Did you know people who spent time outside during the pandemic felt less anxious than those who were housebound? Could that have been the 20 million new gardens that were planted and harvested? Could you have one next year? Yes you can!
In this gardening guide, we’ll go over what you need to successfully grow your own food at home as well as the health benefits of gardening.
It is important to note, however, that it is nearly impossible to grow all your own food, especially when first starting out. I’ve been working on my regenerative farm for years and still don’t grow all my own food. But I still get the health benefits of gardening and growing some of my food and you can too!
Health Benefits of Gardening
Beyond the benefits of fresher, organic food from your own backyard, the act of gardening has distinct health benefits as well. The act of gardening can improve our cognition and mental health as well as get you outside for the health benefits of nature.
A 2020 study discovered community gardening programs provide physical health benefits, including increased strength, for elderly participants. In fact, gardening can be an excellent physical activity for the elderly because it provides health benefits similar to exercise without the strain and injury potential of some physical exercise, such as running.
A study from 2006 looked specifically at how gardening impacted one’s risk of getting dementia. Gardening lowers one’s risk of getting dementia by 36%.
A 2011 study involved patients who performed a stressful task and were then randomly assigned to 30 minutes of either outdoor gardening or indoor reading. Both groups had a decrease in cortisol, but the effects were significantly more pronounced for the gardening group. The study adds that “positive mood was fully restored after gardening, but further deteriorated during reading.” The study concluded that gardening can provide relief from acute stress.
If you’re ready to explore the benefits of gardening, consider what you need to do in winter, spring, summer, and fall to cultivate a thriving garden.
During the Winter
In the majority of the northern hemisphere, January and February are not good months to garden. They are, however, a good time to start planning out what you might include in your garden. You can also scout out the best places to buy organic seeds near you and decide where your garden will be.

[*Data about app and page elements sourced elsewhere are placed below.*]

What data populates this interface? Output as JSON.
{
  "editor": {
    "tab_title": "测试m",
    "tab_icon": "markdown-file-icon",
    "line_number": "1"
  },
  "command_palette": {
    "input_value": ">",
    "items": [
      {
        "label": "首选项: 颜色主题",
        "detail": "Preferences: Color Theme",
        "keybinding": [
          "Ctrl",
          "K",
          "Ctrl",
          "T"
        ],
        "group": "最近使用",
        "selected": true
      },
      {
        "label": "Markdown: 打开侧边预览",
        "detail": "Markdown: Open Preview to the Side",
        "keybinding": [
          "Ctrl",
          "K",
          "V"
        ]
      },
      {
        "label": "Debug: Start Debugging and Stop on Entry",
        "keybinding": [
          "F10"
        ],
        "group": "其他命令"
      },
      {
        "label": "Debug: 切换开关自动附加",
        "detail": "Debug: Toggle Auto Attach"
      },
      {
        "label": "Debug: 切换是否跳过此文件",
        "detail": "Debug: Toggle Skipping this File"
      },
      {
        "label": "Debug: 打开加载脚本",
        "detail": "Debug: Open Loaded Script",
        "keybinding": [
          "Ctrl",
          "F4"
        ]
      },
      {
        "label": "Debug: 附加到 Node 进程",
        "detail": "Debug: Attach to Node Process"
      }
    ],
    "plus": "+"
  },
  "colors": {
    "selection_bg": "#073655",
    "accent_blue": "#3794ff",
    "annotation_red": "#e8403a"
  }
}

Here are some things to consider during the winter months:
- What type of plants do you want to grow? Herbs, like rosemary and mint, and plants, like basil and tomato, are great for beginners!
- Where can you get good, organic soil?
- Where in your yard will you keep your garden? Or will you join a community garden?
- Once you’ve decided on a location, you might want to research how much sun each plant needs and how much sun different parts of your planned garden get. Where does each plant need to be planted to get enough sunlight?
- You’ll also want to make sure you consider your geographic location. Some plants I grow here in California wouldn’t fare so well in Maine. Reserve 25% of your garden for native plants if possible. Native plants bring pollinators, they’re drought tolerant, and they’re easy to take care of.
For more tips on making your garden organic, check out my free guide on how to start an organic garden.
During the Spring
As the weather gets warmer, it’s a great time to plant your crops. Again, it’s important to ensure you have the right soil and each plant gets enough sunlight.
You should also research how often each plant needs watered, weeded, and pruned. Every plant is different–and climates can even influence this!–so research on specific plants and gardening in specific geographic locations might be useful.
During the Summer
Some crops may be ready to harvest in summer. If so, harvest and enjoy! Make sure to collect some seeds from the plants so you have free seeds to use next year and to give to friends.
It’s also important in summer to make sure your plants are getting enough water and fertilizer. Investing in an organic pesticide might also make sure harmful pests stay away from your plants–though there are some beneficial insects you shouldn’t be concerned about.
During the Fall
Fall is when you want to be harvesting your plants and enjoying your yield! Even if you don’t get as big of a crop yield as you wanted, enjoy what you do have and possibly reflect on how you can get more crops next year.
There are some plants which can be grown in fall as well, such as rosemary, thyme, and culinary sage. You can also use this season to reflect on any houseplants you might want for the colder months.
Making Your Garden Organic
If you want to make your garden organic, you’ll want to put even more effort into planning it out this winter. There’s also a couple key considerations for an organic garden:
- Use organic soil
- Compost and avoid synthetic fertilizers
- Use food safe pesticides
- Grow native plants
Organic gardening can get expensive, though there are some organic plants that are easy to grow, fun to pick, and will save your wallet. These include:
- Sweet Basil
- Bell peppers
- Black magic eggplant
- Cherry sweet pepper
- Green beans
- Italian sweet pepper
- Snap beans
- Strawberries, raspberries, blackberries
- Tomatoes: Jet Star, Jackpot, Supersteak, Cherry, Cherry Presto
- Yellow wax beans
- Zucchini elite
It’s possible for you to grow a garden in 2022! With careful planning and research, you can grow some of your own food and find joy in the process of gardening.
If you’d like some additional accountability in your gardening journey, consider downloading The Plant Planner. This easy to use guide offers you advice for every stage of the gardening process as well as more about the science behind why growing some of your own food is beneficial.